_PROBLEM DESCRIPTION_. All of the data must be returned word for word.
--- DATA SECTION ---
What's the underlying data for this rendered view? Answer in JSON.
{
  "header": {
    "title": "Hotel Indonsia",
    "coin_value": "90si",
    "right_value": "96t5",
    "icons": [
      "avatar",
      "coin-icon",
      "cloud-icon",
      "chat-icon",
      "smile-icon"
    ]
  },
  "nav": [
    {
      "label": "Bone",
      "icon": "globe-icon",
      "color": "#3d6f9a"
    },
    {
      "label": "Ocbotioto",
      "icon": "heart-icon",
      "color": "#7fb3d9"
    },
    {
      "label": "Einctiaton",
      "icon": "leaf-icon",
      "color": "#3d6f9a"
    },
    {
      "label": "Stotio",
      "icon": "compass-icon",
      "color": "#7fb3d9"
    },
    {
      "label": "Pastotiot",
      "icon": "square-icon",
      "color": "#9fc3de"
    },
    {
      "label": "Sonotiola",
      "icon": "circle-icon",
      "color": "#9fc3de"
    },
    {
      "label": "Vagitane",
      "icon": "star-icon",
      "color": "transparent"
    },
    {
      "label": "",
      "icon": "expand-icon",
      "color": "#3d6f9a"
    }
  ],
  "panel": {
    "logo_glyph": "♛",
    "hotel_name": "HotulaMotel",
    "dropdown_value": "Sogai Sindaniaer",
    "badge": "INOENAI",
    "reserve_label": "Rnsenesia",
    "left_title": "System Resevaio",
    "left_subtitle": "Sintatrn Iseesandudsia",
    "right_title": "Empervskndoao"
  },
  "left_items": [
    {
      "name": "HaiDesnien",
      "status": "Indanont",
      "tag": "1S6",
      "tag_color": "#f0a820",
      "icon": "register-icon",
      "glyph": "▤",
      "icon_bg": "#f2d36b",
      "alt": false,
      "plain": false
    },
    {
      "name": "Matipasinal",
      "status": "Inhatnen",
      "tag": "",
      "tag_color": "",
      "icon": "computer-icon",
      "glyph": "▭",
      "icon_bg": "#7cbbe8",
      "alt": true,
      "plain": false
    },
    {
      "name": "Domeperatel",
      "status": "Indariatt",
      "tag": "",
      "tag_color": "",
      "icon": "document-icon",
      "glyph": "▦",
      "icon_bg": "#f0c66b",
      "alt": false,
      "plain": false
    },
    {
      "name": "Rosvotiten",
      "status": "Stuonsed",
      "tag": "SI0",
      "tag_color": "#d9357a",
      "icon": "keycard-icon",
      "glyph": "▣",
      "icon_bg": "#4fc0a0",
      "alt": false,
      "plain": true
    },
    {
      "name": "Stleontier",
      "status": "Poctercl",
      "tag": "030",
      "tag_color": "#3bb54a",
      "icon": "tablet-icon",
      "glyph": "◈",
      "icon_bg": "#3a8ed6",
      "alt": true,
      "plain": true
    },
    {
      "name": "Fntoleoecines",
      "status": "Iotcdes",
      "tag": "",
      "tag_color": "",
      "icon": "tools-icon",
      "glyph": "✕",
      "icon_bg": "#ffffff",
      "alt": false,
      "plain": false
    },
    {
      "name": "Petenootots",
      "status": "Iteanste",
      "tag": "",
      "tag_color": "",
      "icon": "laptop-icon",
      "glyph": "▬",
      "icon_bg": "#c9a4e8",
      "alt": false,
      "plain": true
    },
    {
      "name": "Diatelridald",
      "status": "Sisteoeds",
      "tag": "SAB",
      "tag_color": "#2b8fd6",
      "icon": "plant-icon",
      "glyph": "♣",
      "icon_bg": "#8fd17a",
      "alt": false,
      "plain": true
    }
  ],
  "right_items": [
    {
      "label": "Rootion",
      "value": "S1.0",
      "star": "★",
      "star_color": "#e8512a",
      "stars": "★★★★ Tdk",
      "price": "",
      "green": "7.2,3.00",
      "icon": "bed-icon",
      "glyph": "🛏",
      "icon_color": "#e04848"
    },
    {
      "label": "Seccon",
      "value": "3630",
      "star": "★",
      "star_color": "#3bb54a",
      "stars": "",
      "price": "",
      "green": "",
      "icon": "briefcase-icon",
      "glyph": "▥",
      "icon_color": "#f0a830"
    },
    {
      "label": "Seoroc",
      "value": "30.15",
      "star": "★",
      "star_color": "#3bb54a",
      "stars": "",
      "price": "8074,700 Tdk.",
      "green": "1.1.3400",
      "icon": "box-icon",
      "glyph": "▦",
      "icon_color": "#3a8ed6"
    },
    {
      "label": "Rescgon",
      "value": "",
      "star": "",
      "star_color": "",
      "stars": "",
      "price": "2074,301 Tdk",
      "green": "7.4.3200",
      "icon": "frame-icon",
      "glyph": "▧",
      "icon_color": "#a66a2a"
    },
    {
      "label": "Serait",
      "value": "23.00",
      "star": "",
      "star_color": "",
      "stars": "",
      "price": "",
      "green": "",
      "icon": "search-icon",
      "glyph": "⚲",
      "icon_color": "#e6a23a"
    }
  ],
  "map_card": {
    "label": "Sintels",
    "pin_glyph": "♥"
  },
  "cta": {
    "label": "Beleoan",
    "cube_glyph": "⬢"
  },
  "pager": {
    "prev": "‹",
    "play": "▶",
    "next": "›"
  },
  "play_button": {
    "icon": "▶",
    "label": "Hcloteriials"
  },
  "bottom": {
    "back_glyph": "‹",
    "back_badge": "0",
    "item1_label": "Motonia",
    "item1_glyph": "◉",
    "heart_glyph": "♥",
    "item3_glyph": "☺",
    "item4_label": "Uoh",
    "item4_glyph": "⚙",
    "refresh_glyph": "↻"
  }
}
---
_ANSWER BELOW_.
What's the underlying data for this rendered view? Answer in JSON.
{
  "header": {
    "title": "Hotel Indonsia",
    "coin_value": "90si",
    "right_value": "96t5",
    "icons": [
      "avatar",
      "coin-icon",
      "cloud-icon",
      "chat-icon",
      "smile-icon"
    ]
  },
  "nav": [
    {
      "label": "Bone",
      "icon": "globe-icon",
      "color": "#3d6f9a"
    },
    {
      "label": "Ocbotioto",
      "icon": "heart-icon",
      "color": "#7fb3d9"
    },
    {
      "label": "Einctiaton",
      "icon": "leaf-icon",
      "color": "#3d6f9a"
    },
    {
      "label": "Stotio",
      "icon": "compass-icon",
      "color": "#7fb3d9"
    },
    {
      "label": "Pastotiot",
      "icon": "square-icon",
      "color": "#9fc3de"
    },
    {
      "label": "Sonotiola",
      "icon": "circle-icon",
      "color": "#9fc3de"
    },
    {
      "label": "Vagitane",
      "icon": "star-icon",
      "color": "transparent"
    },
    {
      "label": "",
      "icon": "expand-icon",
      "color": "#3d6f9a"
    }
  ],
  "panel": {
    "logo_glyph": "♛",
    "hotel_name": "HotulaMotel",
    "dropdown_value": "Sogai Sindaniaer",
    "badge": "INOENAI",
    "reserve_label": "Rnsenesia",
    "left_title": "System Resevaio",
    "left_subtitle": "Sintatrn Iseesandudsia",
    "right_title": "Empervskndoao"
  },
  "left_items": [
    {
      "name": "HaiDesnien",
      "status": "Indanont",
      "tag": "1S6",
      "tag_color": "#f0a820",
      "icon": "register-icon",
      "glyph": "▤",
      "icon_bg": "#f2d36b",
      "alt": false,
      "plain": false
    },
    {
      "name": "Matipasinal",
      "status": "Inhatnen",
      "tag": "",
      "tag_color": "",
      "icon": "computer-icon",
      "glyph": "▭",
      "icon_bg": "#7cbbe8",
      "alt": true,
      "plain": false
    },
    {
      "name": "Domeperatel",
      "status": "Indariatt",
      "tag": "",
      "tag_color": "",
      "icon": "document-icon",
      "glyph": "▦",
      "icon_bg": "#f0c66b",
      "alt": false,
      "plain": false
    },
    {
      "name": "Rosvotiten",
      "status": "Stuonsed",
      "tag": "SI0",
      "tag_color": "#d9357a",
      "icon": "keycard-icon",
      "glyph": "▣",
      "icon_bg": "#4fc0a0",
      "alt": false,
      "plain": true
    },
    {
      "name": "Stleontier",
      "status": "Poctercl",
      "tag": "030",
      "tag_color": "#3bb54a",
      "icon": "tablet-icon",
      "glyph": "◈",
      "icon_bg": "#3a8ed6",
      "alt": true,
      "plain": true
    },
    {
      "name": "Fntoleoecines",
      "status": "Iotcdes",
      "tag": "",
      "tag_color": "",
      "icon": "tools-icon",
      "glyph": "✕",
      "icon_bg": "#ffffff",
      "alt": false,
      "plain": false
    },
    {
      "name": "Petenootots",
      "status": "Iteanste",
      "tag": "",
      "tag_color": "",
      "icon": "laptop-icon",
      "glyph": "▬",
      "icon_bg": "#c9a4e8",
      "alt": false,
      "plain": true
    },
    {
      "name": "Diatelridald",
      "status": "Sisteoeds",
      "tag": "SAB",
      "tag_color": "#2b8fd6",
      "icon": "plant-icon",
      "glyph": "♣",
      "icon_bg": "#8fd17a",
      "alt": false,
      "plain": true
    }
  ],
  "right_items": [
    {
      "label": "Rootion",
      "value": "S1.0",
      "star": "★",
      "star_color": "#e8512a",
      "stars": "★★★★ Tdk",
      "price": "",
      "green": "7.2,3.00",
      "icon": "bed-icon",
      "glyph": "🛏",
      "icon_color": "#e04848"
    },
    {
      "label": "Seccon",
      "value": "3630",
      "star": "★",
      "star_color": "#3bb54a",
      "stars": "",
      "price": "",
      "green": "",
      "icon": "briefcase-icon",
      "glyph": "▥",
      "icon_color": "#f0a830"
    },
    {
      "label": "Seoroc",
      "value": "30.15",
      "star": "★",
      "star_color": "#3bb54a",
      "stars": "",
      "price": "8074,700 Tdk.",
      "green": "1.1.3400",
      "icon": "box-icon",
      "glyph": "▦",
      "icon_color": "#3a8ed6"
    },
    {
      "label": "Rescgon",
      "value": "",
      "star": "",
      "star_color": "",
      "stars": "",
      "price": "2074,301 Tdk",
      "green": "7.4.3200",
      "icon": "frame-icon",
      "glyph": "▧",
      "icon_color": "#a66a2a"
    },
    {
      "label": "Serait",
      "value": "23.00",
      "star": "",
      "star_color": "",
      "stars": "",
      "price": "",
      "green": "",
      "icon": "search-icon",
      "glyph": "⚲",
      "icon_color": "#e6a23a"
    }
  ],
  "map_card": {
    "label": "Sintels",
    "pin_glyph": "♥"
  },
  "cta": {
    "label": "Beleoan",
    "cube_glyph": "⬢"
  },
  "pager": {
    "prev": "‹",
    "play": "▶",
    "next": "›"
  },
  "play_button": {
    "icon": "▶",
    "label": "Hcloteriials"
  },
  "bottom": {
    "back_glyph": "‹",
    "back_badge": "0",
    "item1_label": "Motonia",
    "item1_glyph": "◉",
    "heart_glyph": "♥",
    "item3_glyph": "☺",
    "item4_label": "Uoh",
    "item4_glyph": "⚙",
    "refresh_glyph": "↻"
  }
}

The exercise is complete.